MOSCOW - An extraordinary test of wills between the United States and Israel has left the Obama administration a stronger negotiator both with its closest ally in the Middle East and with Arab nations needed to broker peace with the Palestinians.
The United States appears likely to pull Israel and the Palestinians back toward preliminary peace talks after more than a week of harsh words about Israeli housing policies that Arabs and many Americans see as land grabs.
The way ahead probably will become clearer in coming days as Secretary of State Hillary Rodham Clinton meets with Israeli Prime Minister Benjamin Netanyahu in Washington as early as Monday and U.S. Mideast envoy George Mitchell resumes his shuttle diplomacy today.
Netanyahu's meetings with U.S. officials will test the limits of U.S. influence over its closest ally in the Middle East and the right-wing Israeli leader's latitude with even more hawkish elements of his fractious governing coalition.
The U.S.-Israeli dust-up began when Israel announced plans to build 1,600 new apartments for Jews in contested east Jerusalem, which the Palestinians want to serve as their capital. The announcement was made during a visit to Israel by Vice President Joe Biden, deeply embarrassing the Obama administration just as it believed indirect talks between Israel and the Palestinians were about to begin. The Arab League abruptly withdrew its endorsement of the preliminary talks, to be managed by Mitchell.
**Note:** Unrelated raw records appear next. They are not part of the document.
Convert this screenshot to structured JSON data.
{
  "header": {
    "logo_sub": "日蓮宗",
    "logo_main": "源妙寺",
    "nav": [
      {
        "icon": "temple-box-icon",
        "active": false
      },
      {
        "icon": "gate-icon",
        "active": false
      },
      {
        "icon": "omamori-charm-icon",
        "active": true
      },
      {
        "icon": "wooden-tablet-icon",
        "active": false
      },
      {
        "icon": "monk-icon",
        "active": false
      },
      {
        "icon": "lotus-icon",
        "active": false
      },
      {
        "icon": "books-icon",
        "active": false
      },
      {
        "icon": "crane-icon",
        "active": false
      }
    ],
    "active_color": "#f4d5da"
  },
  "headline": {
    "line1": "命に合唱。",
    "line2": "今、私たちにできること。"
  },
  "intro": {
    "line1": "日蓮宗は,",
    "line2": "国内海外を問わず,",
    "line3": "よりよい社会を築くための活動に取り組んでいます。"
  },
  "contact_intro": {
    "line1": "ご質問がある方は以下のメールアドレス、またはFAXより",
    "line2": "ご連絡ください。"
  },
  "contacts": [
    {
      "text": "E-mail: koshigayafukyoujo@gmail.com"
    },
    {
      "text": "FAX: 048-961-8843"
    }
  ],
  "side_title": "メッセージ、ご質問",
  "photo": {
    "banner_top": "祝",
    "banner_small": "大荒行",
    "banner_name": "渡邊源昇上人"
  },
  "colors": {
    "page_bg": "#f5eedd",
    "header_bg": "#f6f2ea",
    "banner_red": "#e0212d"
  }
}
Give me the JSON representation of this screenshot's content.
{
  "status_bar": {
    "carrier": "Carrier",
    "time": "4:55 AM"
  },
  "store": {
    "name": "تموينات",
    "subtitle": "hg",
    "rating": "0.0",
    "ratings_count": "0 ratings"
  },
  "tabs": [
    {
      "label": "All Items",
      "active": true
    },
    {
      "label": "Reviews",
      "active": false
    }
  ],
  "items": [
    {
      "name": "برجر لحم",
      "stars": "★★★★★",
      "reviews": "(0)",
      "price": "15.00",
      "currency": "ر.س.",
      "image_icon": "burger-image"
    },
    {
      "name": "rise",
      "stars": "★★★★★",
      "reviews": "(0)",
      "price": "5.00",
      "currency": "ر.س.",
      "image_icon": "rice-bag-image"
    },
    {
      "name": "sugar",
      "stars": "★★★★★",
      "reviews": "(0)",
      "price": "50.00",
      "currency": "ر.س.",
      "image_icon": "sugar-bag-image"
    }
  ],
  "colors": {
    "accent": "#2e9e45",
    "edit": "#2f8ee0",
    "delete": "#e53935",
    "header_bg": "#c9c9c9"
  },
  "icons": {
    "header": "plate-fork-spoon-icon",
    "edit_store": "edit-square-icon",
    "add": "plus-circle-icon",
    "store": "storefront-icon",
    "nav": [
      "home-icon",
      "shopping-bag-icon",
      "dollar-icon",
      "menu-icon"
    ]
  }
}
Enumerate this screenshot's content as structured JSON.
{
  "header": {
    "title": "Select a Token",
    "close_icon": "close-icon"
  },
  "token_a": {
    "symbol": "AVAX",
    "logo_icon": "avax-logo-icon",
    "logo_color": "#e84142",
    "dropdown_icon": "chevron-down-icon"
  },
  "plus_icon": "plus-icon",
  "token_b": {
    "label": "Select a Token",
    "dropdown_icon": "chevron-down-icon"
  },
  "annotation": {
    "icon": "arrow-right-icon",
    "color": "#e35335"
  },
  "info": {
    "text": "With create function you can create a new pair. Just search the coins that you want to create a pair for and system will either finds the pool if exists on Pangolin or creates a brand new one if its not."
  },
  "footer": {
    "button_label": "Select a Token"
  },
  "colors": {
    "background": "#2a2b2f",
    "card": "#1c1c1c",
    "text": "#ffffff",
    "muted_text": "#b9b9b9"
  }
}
Palestinians want Israel to halt all construction of settlements in the West Bank and east Jerusalem. They claim those areas for a future state, along with the Gaza Strip.
Clinton condemned the Israelis for their action, even questioning the Jewish state's commitment to its security relationship with Washington.
But the United States is giving Netanyahu political breathing space while saddling him with a political debt that Washington hopes will lead him to engage more forthrightly in peace talks with the Palestinians.
From the Arab point of view, the administration's willingness to tussle with Netanyahu over a key issue in the peace process can be seen as evidence of U.S. evenhandedness.
There is little prospect of reaching an early settlement of the long-running conflict, but talks under almost any conditions are a diplomatic coup for President Barack Obama, who pledged as a candidate that he would make peace a priority and not wait for perfect conditions that might never come.
Talks broke off more than a year ago, in the closing days of the Bush administration.